Geologic events that occur within the span of recorded history, Campbell argued, can and ought to be interrogated by historians using historical sources. Paleo-environmental studies can pin eruption events and the like to within a few years, with the margin of error increasing the further back one goes. But historical documentation can pinpoint the catastrophic eruption of the Peruvian volcano Huaynaputina to February 19, 1600, because someone -- in this case, a Spanish conquistador -- witnessed the event. This is not mere windowdressing -- historians, argued Campbell, can provide these kinds of insights that are of great value to physical scientists.

Another kind of cross-disciplinary session took place on Sunday, the concluding roundtable of a series sponsored by the National History Center entitled "Historians, Journalists, and the Challenges of Getting It Right." A panel of consisting of journalism school professors, editor of the New Orleans Times-Picayune/NOLA.com Jim Amoss, Wilson Quarterly editor Steven Lagerfeld, and History News Service editor David Nord dissected the decline of the daily metro newspaper and potential alternatives to the format. Oddly, historians seemed almost more perturbed by the decline of the newspaper than actual journalists -- Amoss, though acknowledging the difficulties facing the Times-Picayune, especially its recent change to a semi-daily print edition and the severe downsizing of the staff, was nevertheless optimistic that Internet journalism, though it requires a different style and way of thinking that newspaper journalism, can nevertheless fulfill the same kind of community-building role. The historians in the audience, on the other hand, were more concerned with the loss of the actual object of the newspaper, both for nostalgic reasons (this is the profession which, as William Cronon said in his keynote, has been wedded to the book-length print monograph as the sine qua non of academic seriousness for over a century) and, more importantly, for reasons of record. Internet journalism, by its very nature, is ephemeral and subject to frequent revision and correction (at the risk of being self-reflexive, this blog either has been or probably will be revised in some capacity), and while from a journalistic perspective this can be a great blessing, for the precision-driven historian, it makes life much more difficult than the simple microfilm.

But journalists are finding ways to adapt to the new environment and make the most of the new medium -- everyone in the room, audience included, spoke admiringly (and perhaps a little jealously) of the the New York Times project "Snowfall" as the new gold standard in Internet journalism.

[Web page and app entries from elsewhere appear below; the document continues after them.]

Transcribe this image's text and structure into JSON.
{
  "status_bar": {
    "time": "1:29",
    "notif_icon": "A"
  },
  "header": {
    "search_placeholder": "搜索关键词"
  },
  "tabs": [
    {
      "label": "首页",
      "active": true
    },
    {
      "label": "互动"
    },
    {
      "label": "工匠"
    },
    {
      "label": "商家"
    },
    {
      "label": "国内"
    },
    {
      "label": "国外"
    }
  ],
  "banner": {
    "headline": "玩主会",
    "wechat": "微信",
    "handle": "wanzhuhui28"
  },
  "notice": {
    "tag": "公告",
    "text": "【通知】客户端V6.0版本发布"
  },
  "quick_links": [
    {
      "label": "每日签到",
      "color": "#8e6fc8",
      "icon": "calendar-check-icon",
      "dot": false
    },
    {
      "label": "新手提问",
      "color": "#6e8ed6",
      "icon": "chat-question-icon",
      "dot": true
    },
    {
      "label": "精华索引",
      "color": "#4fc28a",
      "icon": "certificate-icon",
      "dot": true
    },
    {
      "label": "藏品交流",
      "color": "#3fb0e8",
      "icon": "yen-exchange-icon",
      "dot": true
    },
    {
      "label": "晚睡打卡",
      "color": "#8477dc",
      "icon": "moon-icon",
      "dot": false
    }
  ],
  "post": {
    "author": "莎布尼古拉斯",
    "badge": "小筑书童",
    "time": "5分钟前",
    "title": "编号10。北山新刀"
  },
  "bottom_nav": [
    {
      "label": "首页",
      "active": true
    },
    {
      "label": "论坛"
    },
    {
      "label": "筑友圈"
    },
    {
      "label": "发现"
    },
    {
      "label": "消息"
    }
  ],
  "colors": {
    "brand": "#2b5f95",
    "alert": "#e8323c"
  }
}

Though obviously few news organizations can match the resources of the Times, the feature offers a blueprint for the way forward online for journalists.

There do exist online blueprints for historians -- Zotero has been around for quite some time, after all. But perhaps what's needed -- and what the AHA was certainly pressing for at the 2013 Annual Meeting -- is the same kind of consensus journalists had over "Snowfall": that one particular project/mode of thought/form of presentation represents the next step forward for the historical field. There are certainly many candidates.